  • Make sure you've developed a seizure response plan and update this before your child goes off to camp. Then read about Preparing Camp Staff for Seizure Management.

Is your child’s epilepsy team supportive of having your child attend camp?

  • Having support from your child’s health care team can make all the difference in the world.
  • Schedule a meeting as soon as you can with your child's doctor to review plans, seek input on medical treatment and safety concerns while at camp.
  • Allow plenty of time to get camp forms completed.

Is the camp able to accommodate special needs for diet, devices, mobility, or other issues?

  • If your child is on the ketogenic or other type of diet for epilepsy, find out how meals are prepared and if meals need to be sent in.
  • If your child may need to be given Diastat or another medication at times of changes in seizures, make sure that staff can do this in the camp setting and that there is a place for your child to recover.
  • If your child needs to rest or needs help walking after a seizure, make sure there are places and people who can provide this.

Would an epilepsy-exclusive camp be better for my child?

  • If your child has frequent seizures or additional diagnosis such as ADHD, learning issues, developmental delay, these are the best choices. The main advantage of these camps is the medical supervision. These camps are staffed with doctors and nurses who know about seizures. Camp counselors also receive basic training in seizure safety.
  • Another advantage is that children and teens with seizures find themselves in a situation where the child or teen can meet and interact with others who have seizures and realize they are not alone.

Is cost a factor?

  • Overnight and specialty camps can be quite expensive. However, scholarships might be available locally, through the local Epilepsy Foundations and private foundations. Or look into camping programs sponsored by organizations you attend. For example camps sponsored by YMCAs, churches, and Boy and Girl Scouts are usually more affordable for members.


Your answers to these questions will help you know where to start in choosing a camp for your child. Hopefully, they will also highlight other areas to look into and help you prepare for your child’s summer fun.

While the focus of this section is helping your child succeed at summer camp, don’t forget to pay attention to your own needs and those of the rest of the family. Consider how you can make summer time fun for all and take advantage of the respite time that camps offer parents.

Check our list of Epilepsy Camps associated with local Epilepsy Foundations.
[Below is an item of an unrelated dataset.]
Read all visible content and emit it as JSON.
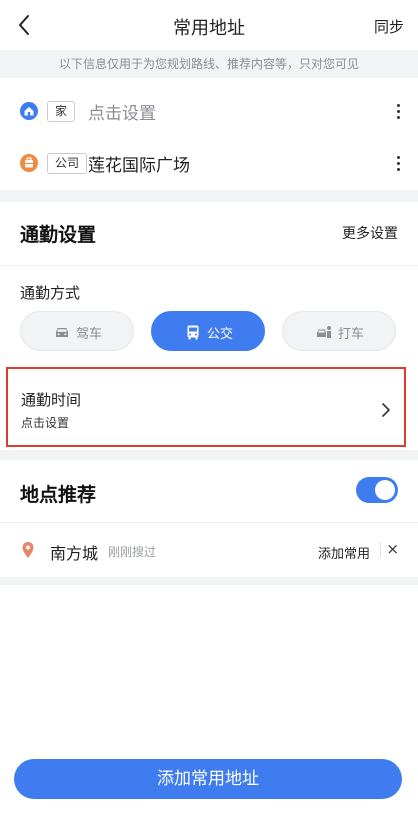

Contact your local Epilepsy Foundation to learn about camp scholarships too.

Authored By: 
Steven C Schachter, MD, RN, MN
Reviewed By: 
Joseph I. Sirven, MD | Patricia O. Shafer, RN, MN | Patricia M. Dean, ARNP, MSN, CNRN
Tuesday, March 13, 2018